My friend teaches art. Well, sort of. He teaches it once every two months, since Alabama schools have deemphasized arts and music. He tells me his students didn’t even know how to operate scissors or draw basic happy faces.
“It’s sad,” he says. “Technology has changed everything. And so has the school system, we’ve just kinda let art dry up.”
Most of his students spend school hours doing math homework.
“If our school doesn’t bring math grades up,” my friend says. “It affects our funding. These kids have an hour of homework every night. It’s crazy. There’s no time for kids to go outside and play anymore.”
God help me.
I don’t have many bones to pick with the society. In fact, I believe American kids are quite privileged. Furthermore, my wife is a math teacher, so I need to be careful or I’ll be sleeping in the barn. But it burdens me to think children don’t have time to practice shooting cap guns.

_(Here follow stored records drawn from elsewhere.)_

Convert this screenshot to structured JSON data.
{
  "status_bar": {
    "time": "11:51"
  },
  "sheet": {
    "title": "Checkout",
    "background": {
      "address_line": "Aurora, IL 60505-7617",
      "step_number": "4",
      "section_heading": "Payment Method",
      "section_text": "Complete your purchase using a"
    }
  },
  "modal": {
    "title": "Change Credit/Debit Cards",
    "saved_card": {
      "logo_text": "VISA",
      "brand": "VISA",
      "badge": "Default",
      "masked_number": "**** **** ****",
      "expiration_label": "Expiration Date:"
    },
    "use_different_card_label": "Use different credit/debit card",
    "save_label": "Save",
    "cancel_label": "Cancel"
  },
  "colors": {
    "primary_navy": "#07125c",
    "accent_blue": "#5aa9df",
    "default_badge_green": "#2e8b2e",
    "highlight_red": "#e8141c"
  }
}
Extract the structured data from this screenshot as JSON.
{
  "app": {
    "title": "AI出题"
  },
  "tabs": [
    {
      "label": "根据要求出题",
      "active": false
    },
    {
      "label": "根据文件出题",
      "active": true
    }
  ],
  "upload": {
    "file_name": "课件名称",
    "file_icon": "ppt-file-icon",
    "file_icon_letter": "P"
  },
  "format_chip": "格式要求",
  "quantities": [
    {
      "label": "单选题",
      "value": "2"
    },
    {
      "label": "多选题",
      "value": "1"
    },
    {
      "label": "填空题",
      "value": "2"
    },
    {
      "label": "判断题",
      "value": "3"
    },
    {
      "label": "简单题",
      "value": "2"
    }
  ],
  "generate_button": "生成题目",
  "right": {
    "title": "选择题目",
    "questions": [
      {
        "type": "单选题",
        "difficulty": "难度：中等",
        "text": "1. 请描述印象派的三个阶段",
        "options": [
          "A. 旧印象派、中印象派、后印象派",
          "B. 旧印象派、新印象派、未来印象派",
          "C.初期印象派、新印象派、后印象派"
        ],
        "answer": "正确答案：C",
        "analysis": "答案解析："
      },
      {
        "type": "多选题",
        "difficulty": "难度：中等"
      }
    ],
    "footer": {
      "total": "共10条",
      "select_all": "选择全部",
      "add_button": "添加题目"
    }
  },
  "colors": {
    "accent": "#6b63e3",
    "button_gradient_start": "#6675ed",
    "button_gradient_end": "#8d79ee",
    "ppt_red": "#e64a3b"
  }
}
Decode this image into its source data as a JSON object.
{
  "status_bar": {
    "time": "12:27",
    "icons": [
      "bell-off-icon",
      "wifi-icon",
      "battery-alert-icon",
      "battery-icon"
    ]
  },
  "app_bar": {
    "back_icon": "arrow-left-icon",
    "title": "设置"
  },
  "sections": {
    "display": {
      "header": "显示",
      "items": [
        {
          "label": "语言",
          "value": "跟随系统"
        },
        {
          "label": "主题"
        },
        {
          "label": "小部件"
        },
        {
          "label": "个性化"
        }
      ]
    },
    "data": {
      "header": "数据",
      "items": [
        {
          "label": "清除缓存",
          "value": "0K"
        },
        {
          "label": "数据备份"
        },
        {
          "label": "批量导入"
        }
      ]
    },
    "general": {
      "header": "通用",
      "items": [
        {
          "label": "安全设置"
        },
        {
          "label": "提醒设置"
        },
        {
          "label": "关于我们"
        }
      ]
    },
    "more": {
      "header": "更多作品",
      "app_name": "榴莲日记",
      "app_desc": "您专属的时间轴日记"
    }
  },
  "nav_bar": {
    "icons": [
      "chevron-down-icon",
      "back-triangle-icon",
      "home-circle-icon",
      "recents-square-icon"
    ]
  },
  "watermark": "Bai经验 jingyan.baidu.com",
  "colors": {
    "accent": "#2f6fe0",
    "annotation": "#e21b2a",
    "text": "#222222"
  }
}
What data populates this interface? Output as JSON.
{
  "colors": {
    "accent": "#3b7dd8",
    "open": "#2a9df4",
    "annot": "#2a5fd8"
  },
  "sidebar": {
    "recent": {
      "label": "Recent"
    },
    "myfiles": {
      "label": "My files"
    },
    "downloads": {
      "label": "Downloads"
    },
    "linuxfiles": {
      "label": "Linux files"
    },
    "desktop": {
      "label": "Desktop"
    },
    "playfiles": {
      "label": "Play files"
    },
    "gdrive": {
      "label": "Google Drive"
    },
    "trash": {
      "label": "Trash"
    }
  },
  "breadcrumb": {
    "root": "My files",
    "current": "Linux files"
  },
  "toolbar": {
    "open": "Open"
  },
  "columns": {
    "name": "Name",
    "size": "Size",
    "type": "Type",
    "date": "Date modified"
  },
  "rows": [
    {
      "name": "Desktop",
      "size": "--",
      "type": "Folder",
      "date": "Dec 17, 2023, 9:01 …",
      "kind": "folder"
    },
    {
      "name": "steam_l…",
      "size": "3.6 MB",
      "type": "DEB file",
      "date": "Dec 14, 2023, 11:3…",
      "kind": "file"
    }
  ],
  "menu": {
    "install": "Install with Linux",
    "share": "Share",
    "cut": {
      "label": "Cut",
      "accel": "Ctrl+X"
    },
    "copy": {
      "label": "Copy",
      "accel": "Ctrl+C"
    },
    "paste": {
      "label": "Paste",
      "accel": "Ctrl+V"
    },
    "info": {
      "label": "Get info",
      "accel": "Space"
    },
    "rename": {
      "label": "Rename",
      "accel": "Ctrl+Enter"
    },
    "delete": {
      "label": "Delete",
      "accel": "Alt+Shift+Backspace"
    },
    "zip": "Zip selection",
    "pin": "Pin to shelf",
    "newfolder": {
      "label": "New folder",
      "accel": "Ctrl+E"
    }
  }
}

My friend decided to fix this by holding after-school art classes.
“It was just me and a few other dads,” he said. “The first class, we taught’em to draw turtle shells. Which is just a bunch of equilateral octagons.”
For the love of Crayola, refrain from the math jargon.
“Kids got into it,” he went on. “Then, we taught’em faces. Everyone took turns drawing portraits of their partners.”
His art class grew.
Soon, several kids and parents stayed after school to get messy with paint and clay. Once, they even made guitars out of cigar boxes.
And then the county got involved. Someone didn’t like the idea of folks on school property without sufficient staff. After all, someone could get injured with a paintbrush on school grounds.
One parent suggested hiring personnel to stay after school. The county said it would cost too much. So they shut the art class down.
“I was bummed at first,” he said. “But then I decided, it was our mission to make sure kids had something else to do besides homework, you know, to keep their minds stimulated.”
So, he found a local church who agreed to help. Not only did they host the program, they donated all art supplies, too.
“These’re different times,” said my friend. “Kids need us. If we’re not fighting for the happiness of our kids, what’n the hell are we fighting for?”
I wish I could follow that line up.
But I can’t.